DIRECTIONS FOR THIS TASK = Retype the entries exactly, but skip the pictures.

DATA TO PROCESS =
§ §

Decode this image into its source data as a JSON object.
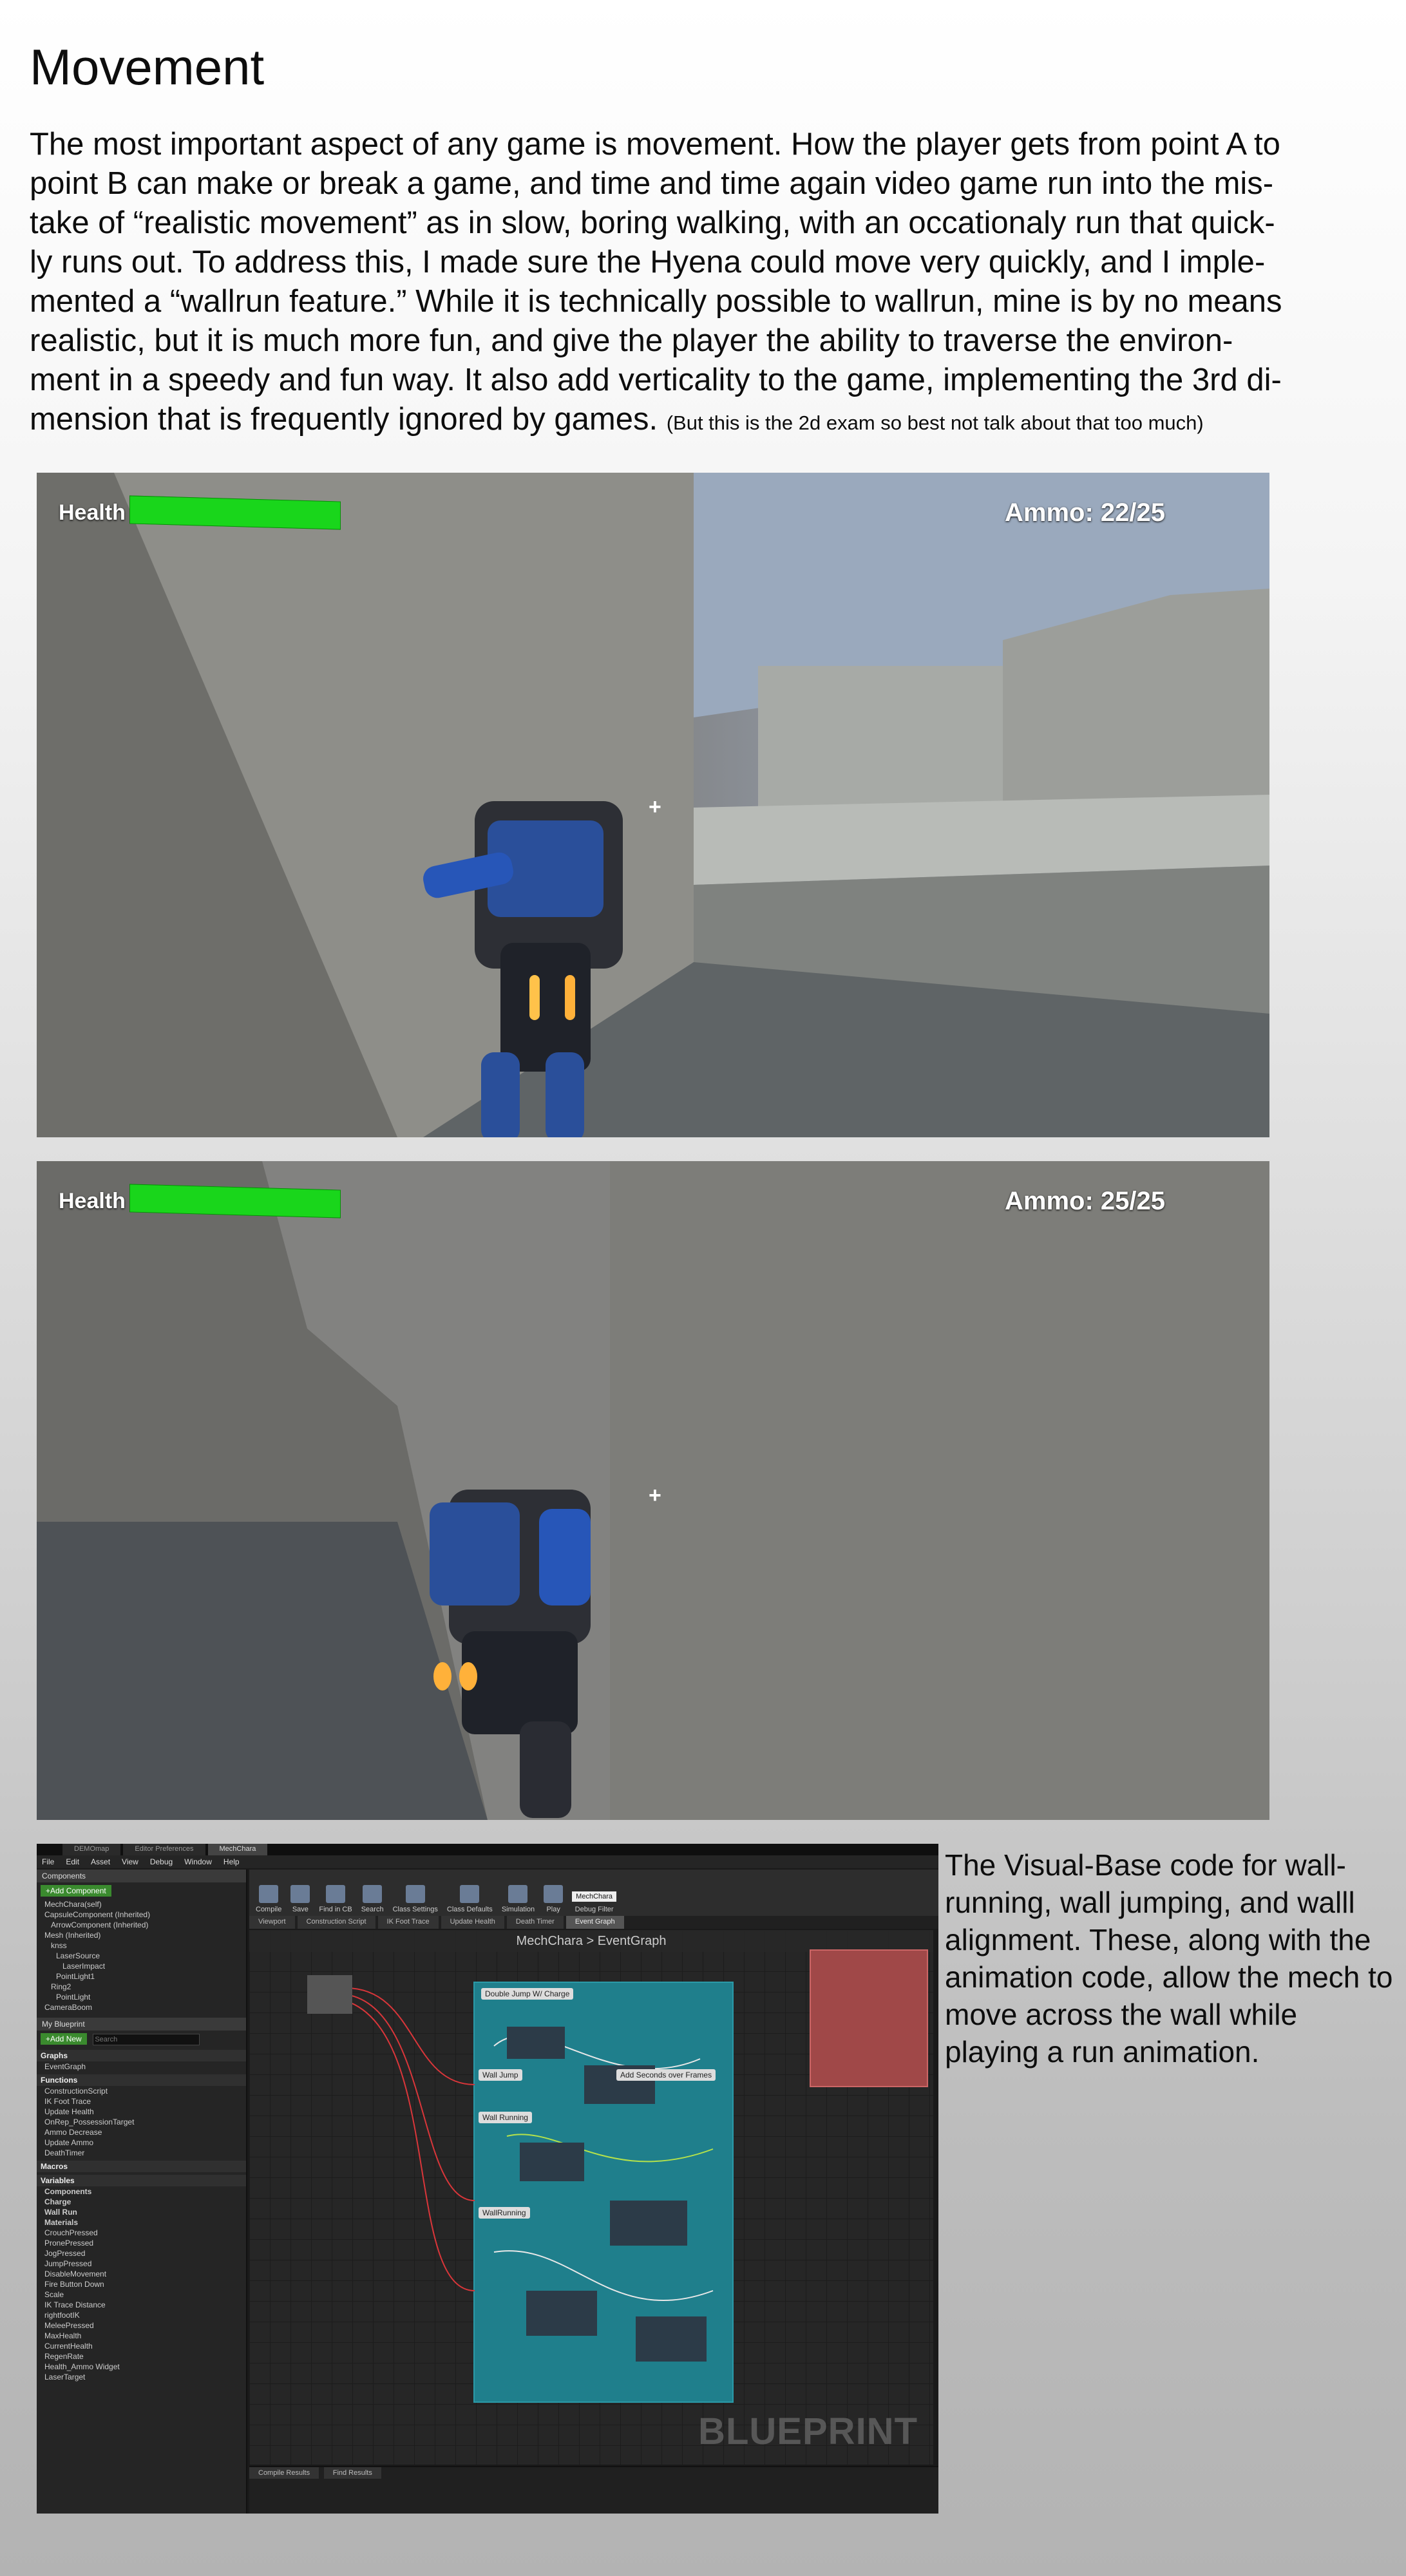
{
  "title": "Movement",
  "intro": {
    "main": "The most important aspect of any game is movement. How the player gets from point A to point B can make or break a game, and time and time again video game run into the mis­take of “realistic movement” as in slow, boring walking, with an occationaly run that quick­ly runs out. To address this, I made sure the Hyena could move very quickly, and I imple­mented a “wallrun feature.” While it is technically possible to wallrun, mine is by no means realistic, but it is much more fun, and give the player the ability to traverse the environ­ment in a speedy and fun way. It also add verticality to the game, implementing the 3rd di­mension that is frequently ignored by games. ",
    "aside": "(But this is the 2d exam so best not talk about that too much)"
  },
  "screenshots": [
    {
      "health_label": "Health",
      "health_fraction": 1.0,
      "ammo": "Ammo: 22/25",
      "crosshair": "+"
    },
    {
      "health_label": "Health",
      "health_fraction": 1.0,
      "ammo": "Ammo: 25/25",
      "crosshair": "+"
    }
  ],
  "editor": {
    "tabs": [
      "DEMOmap",
      "Editor Preferences",
      "MechChara"
    ],
    "menu": [
      "File",
      "Edit",
      "Asset",
      "View",
      "Debug",
      "Window",
      "Help"
    ],
    "components_header": "Components",
    "add_component": "+Add Component",
    "components": [
      "MechChara(self)",
      "CapsuleComponent (Inherited)",
      "ArrowComponent (Inherited)",
      "Mesh (Inherited)",
      "knss",
      "LaserSource",
      "LaserImpact",
      "PointLight1",
      "Ring2",
      "PointLight",
      "CameraBoom"
    ],
    "my_blueprint": "My Blueprint",
    "add_new": "+Add New",
    "search_placeholder": "Search",
    "graphs_header": "Graphs",
    "graphs": [
      "EventGraph"
    ],
    "functions_header": "Functions",
    "functions": [
      "ConstructionScript",
      "IK Foot Trace",
      "Update Health",
      "OnRep_PossessionTarget",
      "Ammo Decrease",
      "Update Ammo",
      "DeathTimer"
    ],
    "macros_header": "Macros",
    "variables_header": "Variables",
    "variables": [
      "Components",
      "Charge",
      "Wall Run",
      "Materials",
      "CrouchPressed",
      "PronePressed",
      "JogPressed",
      "JumpPressed",
      "DisableMovement",
      "Fire Button Down",
      "Scale",
      "IK Trace Distance",
      "rightfootIK",
      "MeleePressed",
      "MaxHealth",
      "CurrentHealth",
      "RegenRate",
      "Health_Ammo Widget",
      "LaserTarget"
    ],
    "toolbar": [
      "Compile",
      "Save",
      "Find in CB",
      "Search",
      "Class Settings",
      "Class Defaults",
      "Simulation",
      "Play"
    ],
    "debug_filter_value": "MechChara",
    "debug_filter_label": "Debug Filter",
    "graph_tabs": [
      "Viewport",
      "Construction Script",
      "IK Foot Trace",
      "Update Health",
      "Death Timer",
      "Event Graph"
    ],
    "breadcrumb": "MechChara > EventGraph",
    "comments": [
      "Double Jump W/ Charge",
      "Add Seconds over Frames",
      "Wall Jump",
      "Wall Running",
      "WallRunning"
    ],
    "watermark": "BLUEPRINT",
    "bottom_tabs": [
      "Compile Results",
      "Find Results"
    ]
  },
  "side_text": "The Visual-Base code for wall-running, wall jumping, and walll alignment. These, along with the animation code, allow the mech to move across the wall while playing a run animation."
}
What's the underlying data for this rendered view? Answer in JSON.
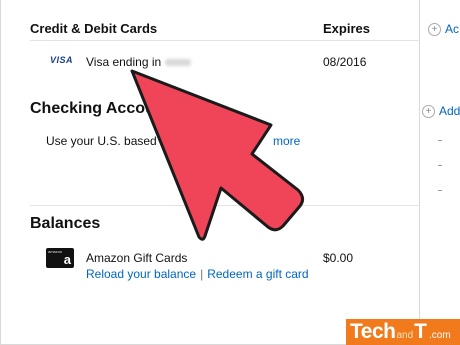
{
  "cards": {
    "heading": "Credit & Debit Cards",
    "expires_heading": "Expires",
    "add_label": "Ac",
    "brand": "VISA",
    "card_text": "Visa ending in",
    "expiry": "08/2016"
  },
  "checking": {
    "heading": "Checking Accou",
    "add_label": "Add",
    "desc": "Use your U.S. based c",
    "more_link": "more"
  },
  "balances": {
    "heading": "Balances",
    "gift_card_name": "Amazon Gift Cards",
    "amount": "$0.00",
    "reload_link": "Reload your balance",
    "separator": "|",
    "redeem_link": "Redeem a gift card"
  },
  "watermark": {
    "tech": "Tech",
    "and": "and",
    "t": "T",
    "com": ".com"
  },
  "colors": {
    "arrow": "#f04458",
    "link": "#0066c0",
    "watermark": "#f07a1c"
  }
}
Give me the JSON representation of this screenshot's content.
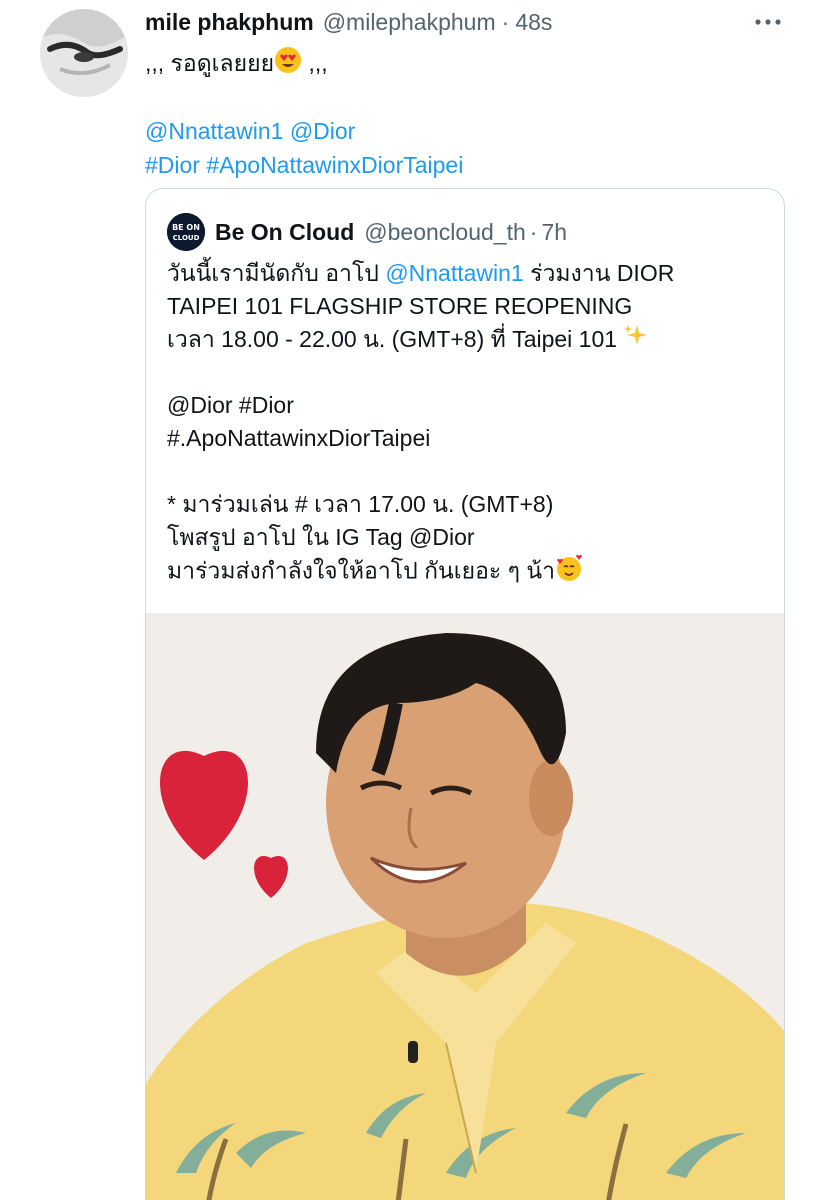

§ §

EXERCISE ANSWER =
Decode this image into its source data as a JSON object.
{
  "title": "Movement",
  "intro": {
    "main": "The most important aspect of any game is movement. How the player gets from point A to point B can make or break a game, and time and time again video game run into the mis­take of “realistic movement” as in slow, boring walking, with an occationaly run that quick­ly runs out. To address this, I made sure the Hyena could move very quickly, and I imple­mented a “wallrun feature.” While it is technically possible to wallrun, mine is by no means realistic, but it is much more fun, and give the player the ability to traverse the environ­ment in a speedy and fun way. It also add verticality to the game, implementing the 3rd di­mension that is frequently ignored by games. ",
    "aside": "(But this is the 2d exam so best not talk about that too much)"
  },
  "screenshots": [
    {
      "health_label": "Health",
      "health_fraction": 1.0,
      "ammo": "Ammo: 22/25",
      "crosshair": "+"
    },
    {
      "health_label": "Health",
      "health_fraction": 1.0,
      "ammo": "Ammo: 25/25",
      "crosshair": "+"
    }
  ],
  "editor": {
    "tabs": [
      "DEMOmap",
      "Editor Preferences",
      "MechChara"
    ],
    "menu": [
      "File",
      "Edit",
      "Asset",
      "View",
      "Debug",
      "Window",
      "Help"
    ],
    "components_header": "Components",
    "add_component": "+Add Component",
    "components": [
      "MechChara(self)",
      "CapsuleComponent (Inherited)",
      "ArrowComponent (Inherited)",
      "Mesh (Inherited)",
      "knss",
      "LaserSource",
      "LaserImpact",
      "PointLight1",
      "Ring2",
      "PointLight",
      "CameraBoom"
    ],
    "my_blueprint": "My Blueprint",
    "add_new": "+Add New",
    "search_placeholder": "Search",
    "graphs_header": "Graphs",
    "graphs": [
      "EventGraph"
    ],
    "functions_header": "Functions",
    "functions": [
      "ConstructionScript",
      "IK Foot Trace",
      "Update Health",
      "OnRep_PossessionTarget",
      "Ammo Decrease",
      "Update Ammo",
      "DeathTimer"
    ],
    "macros_header": "Macros",
    "variables_header": "Variables",
    "variables": [
      "Components",
      "Charge",
      "Wall Run",
      "Materials",
      "CrouchPressed",
      "PronePressed",
      "JogPressed",
      "JumpPressed",
      "DisableMovement",
      "Fire Button Down",
      "Scale",
      "IK Trace Distance",
      "rightfootIK",
      "MeleePressed",
      "MaxHealth",
      "CurrentHealth",
      "RegenRate",
      "Health_Ammo Widget",
      "LaserTarget"
    ],
    "toolbar": [
      "Compile",
      "Save",
      "Find in CB",
      "Search",
      "Class Settings",
      "Class Defaults",
      "Simulation",
      "Play"
    ],
    "debug_filter_value": "MechChara",
    "debug_filter_label": "Debug Filter",
    "graph_tabs": [
      "Viewport",
      "Construction Script",
      "IK Foot Trace",
      "Update Health",
      "Death Timer",
      "Event Graph"
    ],
    "breadcrumb": "MechChara > EventGraph",
    "comments": [
      "Double Jump W/ Charge",
      "Add Seconds over Frames",
      "Wall Jump",
      "Wall Running",
      "WallRunning"
    ],
    "watermark": "BLUEPRINT",
    "bottom_tabs": [
      "Compile Results",
      "Find Results"
    ]
  },
  "side_text": "The Visual-Base code for wall-running, wall jumping, and walll alignment. These, along with the animation code, allow the mech to move across the wall while playing a run animation."
}
What's the underlying data for this rendered view? Answer in JSON.
{
  "cards": {
    "heading": "Credit & Debit Cards",
    "expires_heading": "Expires",
    "add_label": "Ac",
    "brand": "VISA",
    "card_text": "Visa ending in",
    "expiry": "08/2016"
  },
  "checking": {
    "heading": "Checking Accou",
    "add_label": "Add",
    "desc": "Use your U.S. based c",
    "more_link": "more"
  },
  "balances": {
    "heading": "Balances",
    "gift_card_name": "Amazon Gift Cards",
    "amount": "$0.00",
    "reload_link": "Reload your balance",
    "separator": "|",
    "redeem_link": "Redeem a gift card"
  },
  "watermark": {
    "tech": "Tech",
    "and": "and",
    "t": "T",
    "com": ".com"
  },
  "colors": {
    "arrow": "#f04458",
    "link": "#0066c0",
    "watermark": "#f07a1c"
  }
}
Give me the JSON representation of this screenshot's content.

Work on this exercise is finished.